Last week, the Government published its National Infrastructure Strategy which sets out plans to transform UK infrastructure in order to level up the country, strengthen the Union and achieve net zero emissions by 2050.
Whilst there was, of course, tonnes of good infrastructure-related content to plough through, hidden away among it is some further government support for an important compulsory purchase reform that I and The Compulsory Purchase Association have been championing for a number of years.
Hidden away at the very end of the Government’s ‘Response to the National Infrastructure Assessment’ is:
“Recommendation 64: The government should provide greater certainty in compulsory purchase compensation negotiations by including independent valuations early in the process to be paid for by the acquiring authority by 2021.
The government partially endorses this recommendation.
1.208 The government supports the overall intent of this recommendation. Where land is subject to compulsory purchase, negotiations overcompensation can become entrenched. This may prolong the process, increasing costs for both acquiring authorities and claimants, particularly where claims need to be settled at the Upper Tribunal (Lands Chamber).
1.209 The government agrees that independent valuations, carried out at an early stage in the acquisition process, may help engender trust between parties and set more realistic expectations as to the amount of compensation owed. This would ultimately enable claims to be settled more swiftly.
1.210 Further consideration will need to be given to the potential costs and benefits of this proposal and how it might be implemented in practice.
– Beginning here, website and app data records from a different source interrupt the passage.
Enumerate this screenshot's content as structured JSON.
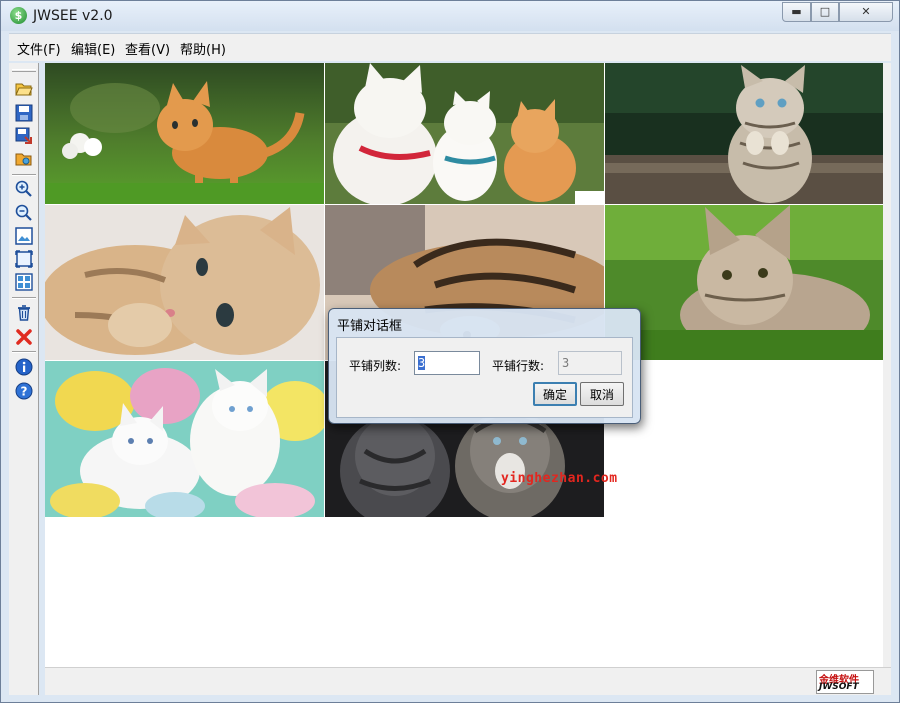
{
  "window": {
    "title": "JWSEE v2.0",
    "icon": "app-logo-icon",
    "controls": [
      "minimize-icon",
      "maximize-icon",
      "close-icon"
    ]
  },
  "menu": {
    "items": [
      {
        "label": "文件(F)"
      },
      {
        "label": "编辑(E)"
      },
      {
        "label": "查看(V)"
      },
      {
        "label": "帮助(H)"
      }
    ]
  },
  "toolbar": {
    "buttons": [
      "open-folder-icon",
      "save-icon",
      "save-as-icon",
      "browse-folder-icon",
      "zoom-in-icon",
      "zoom-out-icon",
      "fit-window-icon",
      "actual-size-icon",
      "tile-icon",
      "delete-icon",
      "close-icon",
      "info-icon",
      "help-icon"
    ]
  },
  "tiles": [
    {
      "name": "tile-1",
      "subject": "orange-kitten-on-grass"
    },
    {
      "name": "tile-2",
      "subject": "three-cats-sitting"
    },
    {
      "name": "tile-3",
      "subject": "tabby-kitten-paws-up"
    },
    {
      "name": "tile-4",
      "subject": "kitten-lying-close-up"
    },
    {
      "name": "tile-5",
      "subject": "tabby-cat-lying"
    },
    {
      "name": "tile-6",
      "subject": "kitten-in-grass"
    },
    {
      "name": "tile-7",
      "subject": "white-kittens-candy"
    },
    {
      "name": "tile-8",
      "subject": "long-haired-kittens"
    }
  ],
  "watermark": "yinghezhan.com",
  "logo": {
    "top": "金维软件",
    "bottom": "JWSOFT"
  },
  "dialog": {
    "title": "平铺对话框",
    "columns_label": "平铺列数:",
    "columns_value": "3",
    "rows_label": "平铺行数:",
    "rows_value": "3",
    "ok_label": "确定",
    "cancel_label": "取消"
  },
  "colors": {
    "frame": "#dce7f3",
    "menubar": "#f0f0f0",
    "watermark": "#e3261f",
    "dialog_focus": "#3c7fb1"
  }
}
The government intends to publish proposals in the new year for consultation, including potential further reforms to the land compensation regime so it is fairer and easier to reach an agreement.”